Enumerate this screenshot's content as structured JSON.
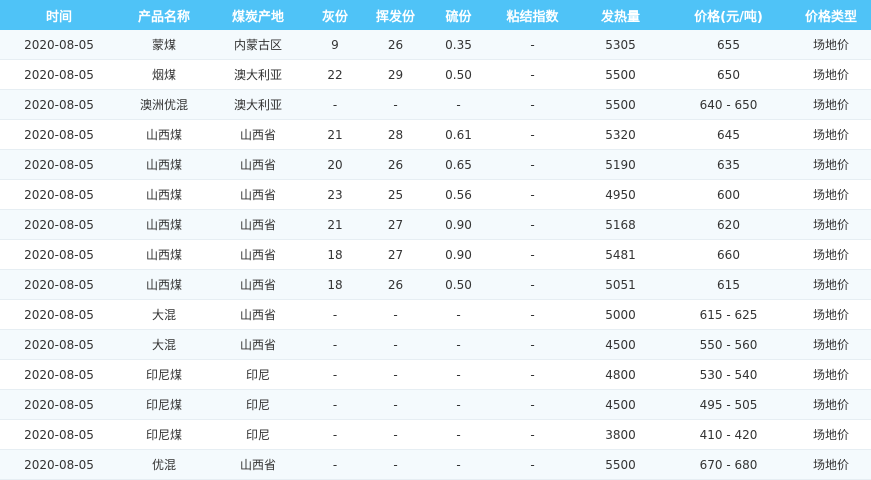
{
  "table": {
    "headers": [
      "时间",
      "产品名称",
      "煤炭产地",
      "灰份",
      "挥发份",
      "硫份",
      "粘结指数",
      "发热量",
      "价格(元/吨)",
      "价格类型"
    ],
    "rows": [
      [
        "2020-08-05",
        "蒙煤",
        "内蒙古区",
        "9",
        "26",
        "0.35",
        "-",
        "5305",
        "655",
        "场地价"
      ],
      [
        "2020-08-05",
        "烟煤",
        "澳大利亚",
        "22",
        "29",
        "0.50",
        "-",
        "5500",
        "650",
        "场地价"
      ],
      [
        "2020-08-05",
        "澳洲优混",
        "澳大利亚",
        "-",
        "-",
        "-",
        "-",
        "5500",
        "640 - 650",
        "场地价"
      ],
      [
        "2020-08-05",
        "山西煤",
        "山西省",
        "21",
        "28",
        "0.61",
        "-",
        "5320",
        "645",
        "场地价"
      ],
      [
        "2020-08-05",
        "山西煤",
        "山西省",
        "20",
        "26",
        "0.65",
        "-",
        "5190",
        "635",
        "场地价"
      ],
      [
        "2020-08-05",
        "山西煤",
        "山西省",
        "23",
        "25",
        "0.56",
        "-",
        "4950",
        "600",
        "场地价"
      ],
      [
        "2020-08-05",
        "山西煤",
        "山西省",
        "21",
        "27",
        "0.90",
        "-",
        "5168",
        "620",
        "场地价"
      ],
      [
        "2020-08-05",
        "山西煤",
        "山西省",
        "18",
        "27",
        "0.90",
        "-",
        "5481",
        "660",
        "场地价"
      ],
      [
        "2020-08-05",
        "山西煤",
        "山西省",
        "18",
        "26",
        "0.50",
        "-",
        "5051",
        "615",
        "场地价"
      ],
      [
        "2020-08-05",
        "大混",
        "山西省",
        "-",
        "-",
        "-",
        "-",
        "5000",
        "615 - 625",
        "场地价"
      ],
      [
        "2020-08-05",
        "大混",
        "山西省",
        "-",
        "-",
        "-",
        "-",
        "4500",
        "550 - 560",
        "场地价"
      ],
      [
        "2020-08-05",
        "印尼煤",
        "印尼",
        "-",
        "-",
        "-",
        "-",
        "4800",
        "530 - 540",
        "场地价"
      ],
      [
        "2020-08-05",
        "印尼煤",
        "印尼",
        "-",
        "-",
        "-",
        "-",
        "4500",
        "495 - 505",
        "场地价"
      ],
      [
        "2020-08-05",
        "印尼煤",
        "印尼",
        "-",
        "-",
        "-",
        "-",
        "3800",
        "410 - 420",
        "场地价"
      ],
      [
        "2020-08-05",
        "优混",
        "山西省",
        "-",
        "-",
        "-",
        "-",
        "5500",
        "670 - 680",
        "场地价"
      ]
    ]
  },
  "colors": {
    "header_bg": "#4fc3f7",
    "header_text": "#ffffff",
    "row_alt_bg": "#f4fafd",
    "row_bg": "#ffffff",
    "cell_text": "#333333"
  }
}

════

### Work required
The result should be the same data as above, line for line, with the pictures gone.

### Response
Enumerate this screenshot's content as structured JSON.
{
  "table": {
    "headers": [
      "时间",
      "产品名称",
      "煤炭产地",
      "灰份",
      "挥发份",
      "硫份",
      "粘结指数",
      "发热量",
      "价格(元/吨)",
      "价格类型"
    ],
    "rows": [
      [
        "2020-08-05",
        "蒙煤",
        "内蒙古区",
        "9",
        "26",
        "0.35",
        "-",
        "5305",
        "655",
        "场地价"
      ],
      [
        "2020-08-05",
        "烟煤",
        "澳大利亚",
        "22",
        "29",
        "0.50",
        "-",
        "5500",
        "650",
        "场地价"
      ],
      [
        "2020-08-05",
        "澳洲优混",
        "澳大利亚",
        "-",
        "-",
        "-",
        "-",
        "5500",
        "640 - 650",
        "场地价"
      ],
      [
        "2020-08-05",
        "山西煤",
        "山西省",
        "21",
        "28",
        "0.61",
        "-",
        "5320",
        "645",
        "场地价"
      ],
      [
        "2020-08-05",
        "山西煤",
        "山西省",
        "20",
        "26",
        "0.65",
        "-",
        "5190",
        "635",
        "场地价"
      ],
      [
        "2020-08-05",
        "山西煤",
        "山西省",
        "23",
        "25",
        "0.56",
        "-",
        "4950",
        "600",
        "场地价"
      ],
      [
        "2020-08-05",
        "山西煤",
        "山西省",
        "21",
        "27",
        "0.90",
        "-",
        "5168",
        "620",
        "场地价"
      ],
      [
        "2020-08-05",
        "山西煤",
        "山西省",
        "18",
        "27",
        "0.90",
        "-",
        "5481",
        "660",
        "场地价"
      ],
      [
        "2020-08-05",
        "山西煤",
        "山西省",
        "18",
        "26",
        "0.50",
        "-",
        "5051",
        "615",
        "场地价"
      ],
      [
        "2020-08-05",
        "大混",
        "山西省",
        "-",
        "-",
        "-",
        "-",
        "5000",
        "615 - 625",
        "场地价"
      ],
      [
        "2020-08-05",
        "大混",
        "山西省",
        "-",
        "-",
        "-",
        "-",
        "4500",
        "550 - 560",
        "场地价"
      ],
      [
        "2020-08-05",
        "印尼煤",
        "印尼",
        "-",
        "-",
        "-",
        "-",
        "4800",
        "530 - 540",
        "场地价"
      ],
      [
        "2020-08-05",
        "印尼煤",
        "印尼",
        "-",
        "-",
        "-",
        "-",
        "4500",
        "495 - 505",
        "场地价"
      ],
      [
        "2020-08-05",
        "印尼煤",
        "印尼",
        "-",
        "-",
        "-",
        "-",
        "3800",
        "410 - 420",
        "场地价"
      ],
      [
        "2020-08-05",
        "优混",
        "山西省",
        "-",
        "-",
        "-",
        "-",
        "5500",
        "670 - 680",
        "场地价"
      ]
    ]
  },
  "colors": {
    "header_bg": "#4fc3f7",
    "header_text": "#ffffff",
    "row_alt_bg": "#f4fafd",
    "row_bg": "#ffffff",
    "cell_text": "#333333"
  }
}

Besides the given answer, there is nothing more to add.